━━ STUDY MATERIAL ━━

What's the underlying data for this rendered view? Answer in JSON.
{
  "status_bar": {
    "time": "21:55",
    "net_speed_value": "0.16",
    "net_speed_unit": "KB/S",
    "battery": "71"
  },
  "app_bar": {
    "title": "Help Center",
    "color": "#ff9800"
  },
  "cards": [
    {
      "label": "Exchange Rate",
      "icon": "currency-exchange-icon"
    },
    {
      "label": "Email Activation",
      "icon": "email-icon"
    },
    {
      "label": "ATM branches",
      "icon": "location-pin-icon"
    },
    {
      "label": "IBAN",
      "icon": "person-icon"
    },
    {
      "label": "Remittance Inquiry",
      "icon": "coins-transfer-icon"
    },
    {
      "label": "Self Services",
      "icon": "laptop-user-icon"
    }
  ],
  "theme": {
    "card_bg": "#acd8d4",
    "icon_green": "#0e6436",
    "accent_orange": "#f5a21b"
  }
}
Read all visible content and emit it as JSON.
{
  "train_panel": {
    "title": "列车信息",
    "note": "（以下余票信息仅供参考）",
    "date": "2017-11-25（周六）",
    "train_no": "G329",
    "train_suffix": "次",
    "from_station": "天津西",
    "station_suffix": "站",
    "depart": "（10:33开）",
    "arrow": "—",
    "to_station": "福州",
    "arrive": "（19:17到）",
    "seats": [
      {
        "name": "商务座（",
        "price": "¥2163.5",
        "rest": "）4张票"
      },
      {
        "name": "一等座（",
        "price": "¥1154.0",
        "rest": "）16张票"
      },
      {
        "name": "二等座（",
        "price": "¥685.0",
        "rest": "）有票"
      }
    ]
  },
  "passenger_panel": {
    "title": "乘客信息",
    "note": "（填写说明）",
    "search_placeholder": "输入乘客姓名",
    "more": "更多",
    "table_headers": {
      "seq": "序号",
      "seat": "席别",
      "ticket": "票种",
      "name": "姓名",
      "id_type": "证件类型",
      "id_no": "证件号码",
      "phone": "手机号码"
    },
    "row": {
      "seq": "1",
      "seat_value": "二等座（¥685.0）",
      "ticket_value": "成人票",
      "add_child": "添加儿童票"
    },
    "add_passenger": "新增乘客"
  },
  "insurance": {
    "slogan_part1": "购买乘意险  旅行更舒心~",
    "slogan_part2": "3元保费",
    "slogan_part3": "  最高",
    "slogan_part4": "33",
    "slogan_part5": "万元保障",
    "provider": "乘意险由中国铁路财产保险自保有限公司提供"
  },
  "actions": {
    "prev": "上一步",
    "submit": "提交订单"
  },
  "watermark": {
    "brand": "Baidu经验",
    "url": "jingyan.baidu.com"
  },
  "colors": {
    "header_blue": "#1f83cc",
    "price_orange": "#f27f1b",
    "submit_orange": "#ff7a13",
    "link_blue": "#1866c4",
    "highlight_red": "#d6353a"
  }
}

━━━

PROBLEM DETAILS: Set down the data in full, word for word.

YOUR RESPONSE:
What's the underlying data for this rendered view? Answer in JSON.
{
  "status_bar": {
    "time": "21:55",
    "net_speed_value": "0.16",
    "net_speed_unit": "KB/S",
    "battery": "71"
  },
  "app_bar": {
    "title": "Help Center",
    "color": "#ff9800"
  },
  "cards": [
    {
      "label": "Exchange Rate",
      "icon": "currency-exchange-icon"
    },
    {
      "label": "Email Activation",
      "icon": "email-icon"
    },
    {
      "label": "ATM branches",
      "icon": "location-pin-icon"
    },
    {
      "label": "IBAN",
      "icon": "person-icon"
    },
    {
      "label": "Remittance Inquiry",
      "icon": "coins-transfer-icon"
    },
    {
      "label": "Self Services",
      "icon": "laptop-user-icon"
    }
  ],
  "theme": {
    "card_bg": "#acd8d4",
    "icon_green": "#0e6436",
    "accent_orange": "#f5a21b"
  }
}
Read all visible content and emit it as JSON.
{
  "train_panel": {
    "title": "列车信息",
    "note": "（以下余票信息仅供参考）",
    "date": "2017-11-25（周六）",
    "train_no": "G329",
    "train_suffix": "次",
    "from_station": "天津西",
    "station_suffix": "站",
    "depart": "（10:33开）",
    "arrow": "—",
    "to_station": "福州",
    "arrive": "（19:17到）",
    "seats": [
      {
        "name": "商务座（",
        "price": "¥2163.5",
        "rest": "）4张票"
      },
      {
        "name": "一等座（",
        "price": "¥1154.0",
        "rest": "）16张票"
      },
      {
        "name": "二等座（",
        "price": "¥685.0",
        "rest": "）有票"
      }
    ]
  },
  "passenger_panel": {
    "title": "乘客信息",
    "note": "（填写说明）",
    "search_placeholder": "输入乘客姓名",
    "more": "更多",
    "table_headers": {
      "seq": "序号",
      "seat": "席别",
      "ticket": "票种",
      "name": "姓名",
      "id_type": "证件类型",
      "id_no": "证件号码",
      "phone": "手机号码"
    },
    "row": {
      "seq": "1",
      "seat_value": "二等座（¥685.0）",
      "ticket_value": "成人票",
      "add_child": "添加儿童票"
    },
    "add_passenger": "新增乘客"
  },
  "insurance": {
    "slogan_part1": "购买乘意险  旅行更舒心~",
    "slogan_part2": "3元保费",
    "slogan_part3": "  最高",
    "slogan_part4": "33",
    "slogan_part5": "万元保障",
    "provider": "乘意险由中国铁路财产保险自保有限公司提供"
  },
  "actions": {
    "prev": "上一步",
    "submit": "提交订单"
  },
  "watermark": {
    "brand": "Baidu经验",
    "url": "jingyan.baidu.com"
  },
  "colors": {
    "header_blue": "#1f83cc",
    "price_orange": "#f27f1b",
    "submit_orange": "#ff7a13",
    "link_blue": "#1866c4",
    "highlight_red": "#d6353a"
  }
}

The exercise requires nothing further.